- [Exercise brief] Copy out each line of the material that includes the word "Iwan".

- [Input data]

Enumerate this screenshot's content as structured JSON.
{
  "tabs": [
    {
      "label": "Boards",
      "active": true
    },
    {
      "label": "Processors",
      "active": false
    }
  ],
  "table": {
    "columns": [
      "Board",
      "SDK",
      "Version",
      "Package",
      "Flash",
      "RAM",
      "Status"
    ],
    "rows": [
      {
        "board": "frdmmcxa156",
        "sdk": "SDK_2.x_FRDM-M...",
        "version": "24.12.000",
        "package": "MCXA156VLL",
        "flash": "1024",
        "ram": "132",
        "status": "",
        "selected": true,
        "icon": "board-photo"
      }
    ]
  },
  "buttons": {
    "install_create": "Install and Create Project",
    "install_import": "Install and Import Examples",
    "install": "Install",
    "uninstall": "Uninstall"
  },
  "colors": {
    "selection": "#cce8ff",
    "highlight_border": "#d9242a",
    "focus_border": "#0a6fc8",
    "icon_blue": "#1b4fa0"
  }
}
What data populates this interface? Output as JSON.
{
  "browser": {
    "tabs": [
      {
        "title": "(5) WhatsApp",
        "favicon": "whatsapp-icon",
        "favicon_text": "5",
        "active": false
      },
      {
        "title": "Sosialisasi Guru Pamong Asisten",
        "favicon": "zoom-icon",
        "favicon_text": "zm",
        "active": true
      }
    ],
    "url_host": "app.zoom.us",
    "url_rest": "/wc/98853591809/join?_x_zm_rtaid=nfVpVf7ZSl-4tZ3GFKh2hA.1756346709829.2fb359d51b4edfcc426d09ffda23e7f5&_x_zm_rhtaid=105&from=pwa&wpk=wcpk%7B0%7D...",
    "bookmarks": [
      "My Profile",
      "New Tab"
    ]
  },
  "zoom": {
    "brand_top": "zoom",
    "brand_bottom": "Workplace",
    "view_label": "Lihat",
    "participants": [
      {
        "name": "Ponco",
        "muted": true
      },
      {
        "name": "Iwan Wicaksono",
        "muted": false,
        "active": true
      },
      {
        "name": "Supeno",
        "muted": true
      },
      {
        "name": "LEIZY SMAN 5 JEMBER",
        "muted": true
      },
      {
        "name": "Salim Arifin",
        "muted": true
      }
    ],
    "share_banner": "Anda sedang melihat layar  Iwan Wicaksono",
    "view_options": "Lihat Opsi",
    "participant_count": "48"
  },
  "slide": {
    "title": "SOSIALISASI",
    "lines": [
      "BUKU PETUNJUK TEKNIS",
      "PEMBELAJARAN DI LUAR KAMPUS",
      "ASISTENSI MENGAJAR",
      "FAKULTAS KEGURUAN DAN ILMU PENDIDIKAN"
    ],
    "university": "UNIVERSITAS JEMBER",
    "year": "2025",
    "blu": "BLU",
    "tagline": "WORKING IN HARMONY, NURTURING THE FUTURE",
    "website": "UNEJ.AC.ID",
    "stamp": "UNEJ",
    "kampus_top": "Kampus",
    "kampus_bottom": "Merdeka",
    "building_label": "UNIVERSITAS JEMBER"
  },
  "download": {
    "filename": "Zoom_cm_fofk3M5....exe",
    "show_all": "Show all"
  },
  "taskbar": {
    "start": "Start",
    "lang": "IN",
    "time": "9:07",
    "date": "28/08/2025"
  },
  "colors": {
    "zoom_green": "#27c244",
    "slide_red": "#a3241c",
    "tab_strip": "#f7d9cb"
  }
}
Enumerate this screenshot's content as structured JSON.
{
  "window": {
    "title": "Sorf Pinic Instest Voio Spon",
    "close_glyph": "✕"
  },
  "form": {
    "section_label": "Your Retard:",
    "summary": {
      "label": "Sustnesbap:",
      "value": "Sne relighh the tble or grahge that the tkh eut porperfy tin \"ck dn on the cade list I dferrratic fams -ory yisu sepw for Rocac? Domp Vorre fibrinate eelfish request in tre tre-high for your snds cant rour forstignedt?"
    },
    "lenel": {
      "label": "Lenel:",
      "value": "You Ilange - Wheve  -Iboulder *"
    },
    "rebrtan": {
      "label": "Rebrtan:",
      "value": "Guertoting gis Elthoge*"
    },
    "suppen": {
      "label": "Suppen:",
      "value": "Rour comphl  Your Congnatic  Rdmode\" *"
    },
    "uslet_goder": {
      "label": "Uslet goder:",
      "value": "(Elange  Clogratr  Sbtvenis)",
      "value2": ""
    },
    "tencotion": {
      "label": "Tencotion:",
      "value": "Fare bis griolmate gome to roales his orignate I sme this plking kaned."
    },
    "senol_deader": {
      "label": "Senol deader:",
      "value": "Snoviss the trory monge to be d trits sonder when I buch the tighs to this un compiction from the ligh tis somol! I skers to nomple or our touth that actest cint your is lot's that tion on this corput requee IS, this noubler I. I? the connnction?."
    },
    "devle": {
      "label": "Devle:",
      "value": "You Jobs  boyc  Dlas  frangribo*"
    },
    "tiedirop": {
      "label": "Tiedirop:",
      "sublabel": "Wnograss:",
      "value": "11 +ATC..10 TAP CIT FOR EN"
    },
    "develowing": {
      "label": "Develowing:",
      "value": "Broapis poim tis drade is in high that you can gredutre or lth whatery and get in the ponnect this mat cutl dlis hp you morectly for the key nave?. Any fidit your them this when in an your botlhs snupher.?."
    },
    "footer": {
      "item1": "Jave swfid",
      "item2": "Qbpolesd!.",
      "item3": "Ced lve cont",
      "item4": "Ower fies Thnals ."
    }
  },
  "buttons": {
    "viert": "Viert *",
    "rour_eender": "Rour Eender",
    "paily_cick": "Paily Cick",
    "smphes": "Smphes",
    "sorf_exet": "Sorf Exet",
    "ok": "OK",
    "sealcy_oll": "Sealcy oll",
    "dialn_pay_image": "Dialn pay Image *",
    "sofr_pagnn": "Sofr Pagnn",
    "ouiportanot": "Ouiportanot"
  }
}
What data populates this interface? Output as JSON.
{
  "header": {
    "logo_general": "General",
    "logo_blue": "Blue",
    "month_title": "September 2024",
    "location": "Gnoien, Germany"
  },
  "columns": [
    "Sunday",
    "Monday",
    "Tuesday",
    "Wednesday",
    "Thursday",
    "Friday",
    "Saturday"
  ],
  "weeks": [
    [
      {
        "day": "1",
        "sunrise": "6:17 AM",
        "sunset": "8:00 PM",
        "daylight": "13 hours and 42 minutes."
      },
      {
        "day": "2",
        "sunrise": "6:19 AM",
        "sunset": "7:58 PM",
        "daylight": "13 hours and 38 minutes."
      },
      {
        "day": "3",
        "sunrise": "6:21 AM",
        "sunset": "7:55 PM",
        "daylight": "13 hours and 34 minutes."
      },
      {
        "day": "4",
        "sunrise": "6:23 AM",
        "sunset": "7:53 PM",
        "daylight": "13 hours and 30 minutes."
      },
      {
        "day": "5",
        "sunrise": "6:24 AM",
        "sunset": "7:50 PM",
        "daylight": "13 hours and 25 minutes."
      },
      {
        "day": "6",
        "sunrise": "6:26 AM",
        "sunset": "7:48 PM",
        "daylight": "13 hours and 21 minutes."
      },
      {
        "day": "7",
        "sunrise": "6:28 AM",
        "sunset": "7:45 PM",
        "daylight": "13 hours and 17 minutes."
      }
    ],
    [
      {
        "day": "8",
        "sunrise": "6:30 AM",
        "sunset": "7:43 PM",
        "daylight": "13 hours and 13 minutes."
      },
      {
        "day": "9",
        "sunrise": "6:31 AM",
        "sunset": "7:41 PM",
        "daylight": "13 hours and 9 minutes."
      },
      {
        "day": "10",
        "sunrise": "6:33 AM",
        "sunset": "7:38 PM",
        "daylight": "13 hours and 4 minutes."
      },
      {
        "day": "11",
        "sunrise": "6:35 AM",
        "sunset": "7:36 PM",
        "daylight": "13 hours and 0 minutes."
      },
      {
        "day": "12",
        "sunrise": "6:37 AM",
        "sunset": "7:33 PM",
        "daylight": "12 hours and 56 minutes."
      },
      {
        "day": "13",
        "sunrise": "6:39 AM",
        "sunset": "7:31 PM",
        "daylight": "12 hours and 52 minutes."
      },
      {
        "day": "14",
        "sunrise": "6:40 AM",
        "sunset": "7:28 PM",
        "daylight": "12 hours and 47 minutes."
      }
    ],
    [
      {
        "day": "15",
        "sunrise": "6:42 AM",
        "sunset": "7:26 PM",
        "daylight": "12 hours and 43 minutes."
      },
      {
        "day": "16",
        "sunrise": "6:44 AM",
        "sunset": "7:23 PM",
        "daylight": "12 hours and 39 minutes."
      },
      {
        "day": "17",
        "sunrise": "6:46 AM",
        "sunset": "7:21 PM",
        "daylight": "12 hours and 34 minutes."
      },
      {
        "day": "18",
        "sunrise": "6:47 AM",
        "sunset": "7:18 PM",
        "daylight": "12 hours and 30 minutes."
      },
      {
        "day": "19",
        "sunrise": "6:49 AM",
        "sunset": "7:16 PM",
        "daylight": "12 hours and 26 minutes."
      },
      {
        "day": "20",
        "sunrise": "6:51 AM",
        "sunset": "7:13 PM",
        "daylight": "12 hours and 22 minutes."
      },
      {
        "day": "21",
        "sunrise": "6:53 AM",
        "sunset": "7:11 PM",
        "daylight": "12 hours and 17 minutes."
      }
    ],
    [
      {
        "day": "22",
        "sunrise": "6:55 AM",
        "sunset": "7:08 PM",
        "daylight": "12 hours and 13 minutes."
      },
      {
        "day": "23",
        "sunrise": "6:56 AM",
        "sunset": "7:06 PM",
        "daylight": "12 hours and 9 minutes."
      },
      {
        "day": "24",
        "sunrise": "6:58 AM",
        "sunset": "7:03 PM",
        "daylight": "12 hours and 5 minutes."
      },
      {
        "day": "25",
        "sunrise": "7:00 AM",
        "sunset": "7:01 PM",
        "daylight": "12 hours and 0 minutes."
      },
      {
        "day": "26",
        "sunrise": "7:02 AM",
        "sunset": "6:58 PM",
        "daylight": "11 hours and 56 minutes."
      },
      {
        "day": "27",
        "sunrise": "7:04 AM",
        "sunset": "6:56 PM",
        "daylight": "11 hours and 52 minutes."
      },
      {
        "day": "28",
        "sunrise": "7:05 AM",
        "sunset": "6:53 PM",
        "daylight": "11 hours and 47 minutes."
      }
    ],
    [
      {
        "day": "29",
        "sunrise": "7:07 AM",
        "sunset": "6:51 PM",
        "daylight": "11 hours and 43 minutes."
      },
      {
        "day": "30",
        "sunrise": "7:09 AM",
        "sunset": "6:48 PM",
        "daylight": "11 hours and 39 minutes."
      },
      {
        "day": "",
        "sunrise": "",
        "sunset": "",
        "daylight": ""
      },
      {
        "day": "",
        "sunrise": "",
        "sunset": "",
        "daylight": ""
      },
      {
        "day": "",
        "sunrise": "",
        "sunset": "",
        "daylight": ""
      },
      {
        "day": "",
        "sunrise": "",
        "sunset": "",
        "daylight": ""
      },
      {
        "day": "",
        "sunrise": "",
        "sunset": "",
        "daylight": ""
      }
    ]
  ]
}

- [Answer for the task]
        "name": "Iwan Wicaksono",
    "share_banner": "Anda sedang melihat layar  Iwan Wicaksono",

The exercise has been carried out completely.